You know who else was deemed by your ideological preceptors to be incapable of assimilating and becoming Americans? Catholics, because they are slaves to a foreign monarchy and therefore incapable of citizenship in a republic. Perhaps you would care to tell Mr. Wright to go back where he came from?
What we have here is a classic motte-and-bailey argument. The motte: Over generations immigrant groups tend to assimilate into the host culture. This is obviously true. But the bailey – what this is supposed to defend – is the concept of the proposition nation. And it does nothing of the sort. In fact, it has very little to do with it.
Consider this: Nowadays, America has supposedly lost sight of its culture to the point that it’s difficult for immigrants to assimilate because there’s no clear culture for them to assimilate into. Why is that the case? Mrs. Wright makes the argument that it was the fault of the communists, and they DO probably have something to do with it. But you know what ELSE probably had something to do with it? The masses of immigrants entering the country and voting, virtually without fail, for increasingly leftist policies. Maybe – just maybe – getting so many immigrants from so many different cultures muddied our own by bringing in many conflicting viewpoints, and all with the ability to enact change via the democratic process. And now finally, with the muslims, we’ve reached a class of immigrant that has no interest in moving the country further left. They just want to kill us.

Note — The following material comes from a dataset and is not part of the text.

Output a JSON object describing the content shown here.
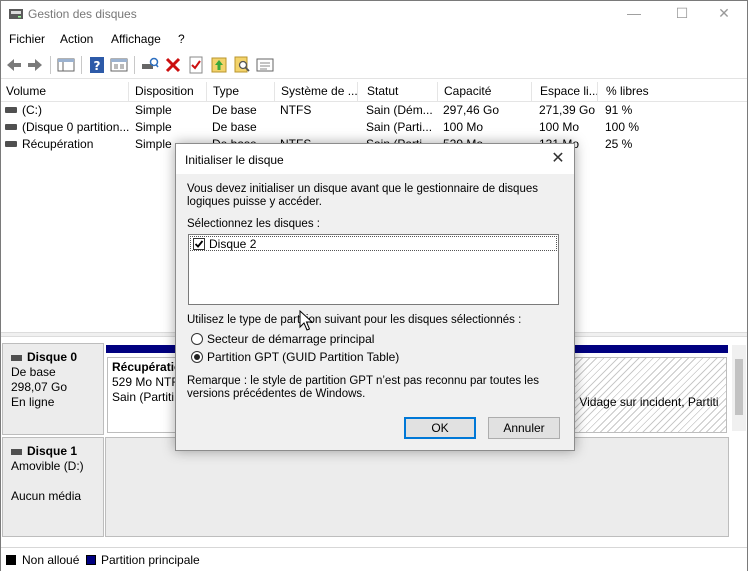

Mr. Simon’s response disappointed me for several reasons. I am utterly unmoved by the fact that he is “deeply insulted” except to be disappointed…and in him, not myself. I did not write in a remotely inflammatory way, I insulted nobody, libeled no racial, ethnic, or religious group, and generally acted as polite as I could reasonably be expected. I cannot control Mr. Simon’s response to me and frankly the fact that he’s insulted tells me nothing except that he is thin-skinned. Well, at the risk of sounding callous that’s not my problem.
Mr. Simon then shows his emotions to be taking leave of his reason. He is apparently unaware that I am a Catholic. And it is quite true that, IF being Catholic was the equivalent to swearing allegiance, in a political sense, to a foreign king, then we couldn’t be Americans. But – as he well knows – this is not true.
Of course, if being American really does mean being a liberal, full stop, then Catholics should not have become Americans…but whether or not that concept makes sense or is what American means is entirely the question.
G.K. Chesterton says this in the original essay Mr. Wright posted:
A man is perfectly entitled to laugh at a thing because he happens to find it incomprehensible. What he has no right to do is to laugh at it as incomprehensible, and then criticise it as if he comprehended it. The very fact of its unfamiliarity and mystery ought to set him thinking about the deeper causes that make people so different from himself, and that without merely assuming that they must be inferior to himself.
I can only hope that, now that Mr. Simon knows I am the Catholic descendant of Italian Ellis Island immigrants, he spends a moment thinking about why I think the things I do instead of assuming I’m a racist, self-contradictory moron. As Mr. Chesterton helpfully nudges, if he finds my view incomprehensible and mysterious perhaps that’s a sign that he, not I, lacks understanding. Perhaps it will at least make him think.
I did NOT have a problem with everyone in that thread. Joseph Moore,as always, remained polite and spoke eloquently in defense of his position. Mrs. Wright was unfailingly polite as always. But unfortunately, folks like Mr. Flynn, Mr. Wright, and Tom Simon, proved once again that classical liberals are liberals in the end.